My daughters first birthday fell on the 50th anniversary. Tomorrow she turns 26 as the world acknowledges 75 years since the day Allied forces formally announced the surrender of Germany, which brought the Second World War to a close in Europe. There were still troops fighting and dying in the Middle East, my Grandad was one – but this was huge.
My Dad was just five years old. He didn’t know a day without war hanging over his head. He didn’t know his Dad at all. He told me a couple of years ago that he had some nebulous idea of ‘Daddy’ based on a children’s book he was given. He couldn’t reconcile my Grandad with ‘Daddy’ after the war as he assumed Dads were just in books. I actually found a copy of it for him and took it to him the last time I saw him.

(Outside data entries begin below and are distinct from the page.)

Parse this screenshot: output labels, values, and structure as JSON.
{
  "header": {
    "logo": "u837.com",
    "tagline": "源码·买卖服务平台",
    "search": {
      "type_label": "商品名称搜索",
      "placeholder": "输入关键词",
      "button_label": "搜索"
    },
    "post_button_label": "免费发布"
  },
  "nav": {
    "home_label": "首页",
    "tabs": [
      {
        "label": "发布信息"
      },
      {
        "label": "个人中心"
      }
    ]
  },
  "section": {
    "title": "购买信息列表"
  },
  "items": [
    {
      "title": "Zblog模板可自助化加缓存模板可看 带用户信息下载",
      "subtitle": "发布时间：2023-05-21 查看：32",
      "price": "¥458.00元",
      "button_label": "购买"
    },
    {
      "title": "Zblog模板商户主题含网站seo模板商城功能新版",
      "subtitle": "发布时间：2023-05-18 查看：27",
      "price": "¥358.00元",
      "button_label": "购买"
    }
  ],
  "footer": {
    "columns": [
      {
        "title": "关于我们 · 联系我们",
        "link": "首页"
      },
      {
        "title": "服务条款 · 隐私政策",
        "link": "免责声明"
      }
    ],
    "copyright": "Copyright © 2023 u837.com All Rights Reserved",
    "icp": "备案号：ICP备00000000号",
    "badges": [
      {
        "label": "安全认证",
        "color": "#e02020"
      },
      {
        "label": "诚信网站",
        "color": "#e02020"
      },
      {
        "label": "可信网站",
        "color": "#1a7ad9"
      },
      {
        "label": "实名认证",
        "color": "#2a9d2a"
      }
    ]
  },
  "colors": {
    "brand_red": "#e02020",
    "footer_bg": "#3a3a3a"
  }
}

It’s one of the few times I ever saw my Dad cry.
He actually didn’t see his dad until he was eight years old. My Grandad was in Egypt and then after the war he was kept back to continue working there. He finally came home to get my Grandma and his kids and they all sailed to Egypt for a few years and then were posted to Germany. My dads whole childhood revolves around war and rebuilding after war. They didn’t come back to England to live until he was eighteen.
My Grandad lost his entire family to WW2. His parents had both succumbed to the Spanish Flu so he and his brother and sisters were brought up by their Grandparents. His grandparents and sisters all died during WW2 along with his younger brother, Sam, who died at Arnhem, not even out of his teens.
That’s my Grandad and his brothers and sisters with their Grandparents. It’s the only photo he had of any of them because everything was destroyed. He was the oldest of the four. What a heavy load it must have been to have no one left. It breaks my heart.
Tomorrow we celebrate and remember. I have such heartfelt thanks, not only for those who died but for those who had the strength to carry on. To find things to laugh about after such horror and death. To have the courage to love and risk loss again. To endure.
John 15: 13 tells us ‘Greater love hath no man than this, that a man lay down his life for his friends.’
Honoring and acknowledging that gift is a debt we all owe.
*Top picture is my Grandad after the war in Germany. First row, right of center.